Ischemic hepatitis; Shock liver
Low blood pressure from any condition can lead to hepatic ischemia. Such conditions may include:
Other causes may include:
- Large blood clots in the main artery to the liver (hepatic artery) after a transplant
- Swelling of blood vessels (vasculitis)
If low blood pressure continues for a long time, you may feel weak and lightheaded. However, the period of low blood pressure may be brief and produce no symptoms. Damage to the liver cells usually does not cause symptoms.
Blood levels of liver enzymes, such as AST and ALT, typically rise 1 - 3 days after the episode of low blood pressure. Levels of another enzyme in the blood, LDH, are also usually high.
Patients generally recover if the illness causing hepatic ischemia can be treated. Death from liver failure due to hepatic ischemia is very rare.
See your health care provider right away if you have persistent weakness or symptoms of shock or dehydration.
Liver failure is a rare but life-threatening complication.
Treatment depends on the cause of the low blood pressure. Low blood pressure must be treated so that the liver receives enough blood. The illness causing the problem must also be treated.
Quickly treating the causes of low blood pressure may prevent hepatic ischemia.

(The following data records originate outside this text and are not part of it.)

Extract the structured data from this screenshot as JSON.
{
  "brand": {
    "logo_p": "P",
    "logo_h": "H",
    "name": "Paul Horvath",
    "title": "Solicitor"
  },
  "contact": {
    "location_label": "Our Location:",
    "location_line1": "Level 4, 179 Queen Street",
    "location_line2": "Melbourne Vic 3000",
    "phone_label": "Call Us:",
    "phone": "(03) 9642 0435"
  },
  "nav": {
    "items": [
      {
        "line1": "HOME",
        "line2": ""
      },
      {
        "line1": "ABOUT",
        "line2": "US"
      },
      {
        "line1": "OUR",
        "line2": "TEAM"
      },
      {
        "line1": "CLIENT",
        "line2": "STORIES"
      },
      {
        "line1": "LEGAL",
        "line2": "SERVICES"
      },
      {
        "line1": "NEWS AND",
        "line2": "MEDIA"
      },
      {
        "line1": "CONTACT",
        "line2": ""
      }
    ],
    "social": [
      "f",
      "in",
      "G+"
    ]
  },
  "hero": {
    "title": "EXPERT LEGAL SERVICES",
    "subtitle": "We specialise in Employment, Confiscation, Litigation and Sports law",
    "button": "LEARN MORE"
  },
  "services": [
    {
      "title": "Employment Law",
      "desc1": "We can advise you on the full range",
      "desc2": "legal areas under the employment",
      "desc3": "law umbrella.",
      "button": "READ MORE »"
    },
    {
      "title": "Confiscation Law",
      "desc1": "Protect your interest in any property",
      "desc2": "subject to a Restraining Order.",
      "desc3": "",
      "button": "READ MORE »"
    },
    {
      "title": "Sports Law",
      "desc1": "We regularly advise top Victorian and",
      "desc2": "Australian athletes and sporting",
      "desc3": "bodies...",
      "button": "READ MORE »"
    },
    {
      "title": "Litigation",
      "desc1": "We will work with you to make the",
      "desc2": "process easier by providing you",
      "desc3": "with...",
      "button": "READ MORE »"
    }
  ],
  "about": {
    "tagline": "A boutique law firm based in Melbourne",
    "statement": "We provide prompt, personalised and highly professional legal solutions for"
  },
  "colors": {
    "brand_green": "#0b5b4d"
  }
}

Jain R, Thiele D. Gastrointestinal and hepatic manifestations of systemic diseases. In: Feldman M, Friedman LS, Sleisenger MH, eds. Sleisenger and Fordtran's Gastrointestinal and Liver Disease. 8th ed. Philadelphia, Pa: Saunders Elsevier; 2006:chap 34.
Review Date: 8/22/2008
Reviewed By: Christian Stone, MD, Division of Gastroenterology, Washington University in St. Louis School of Medicine, St. Louis, MO. Review provided by VeriMed Healthcare Network. Also reviewed by David Zieve, MD, MHA, Medical Director, A.D.A.M., Inc.
The information provided herein should not be used during any medical emergency or for the diagnosis or treatment of any medical condition. A licensed medical professional should be consulted for diagnosis and treatment of any and all medical conditions. Call 911 for all medical emergencies. Links to other sites are provided for information only -- they do not constitute endorsements of those other sites. © 1997- 2009 A.D.A.M., Inc. Any duplication or distribution of the information contained herein is strictly prohibited.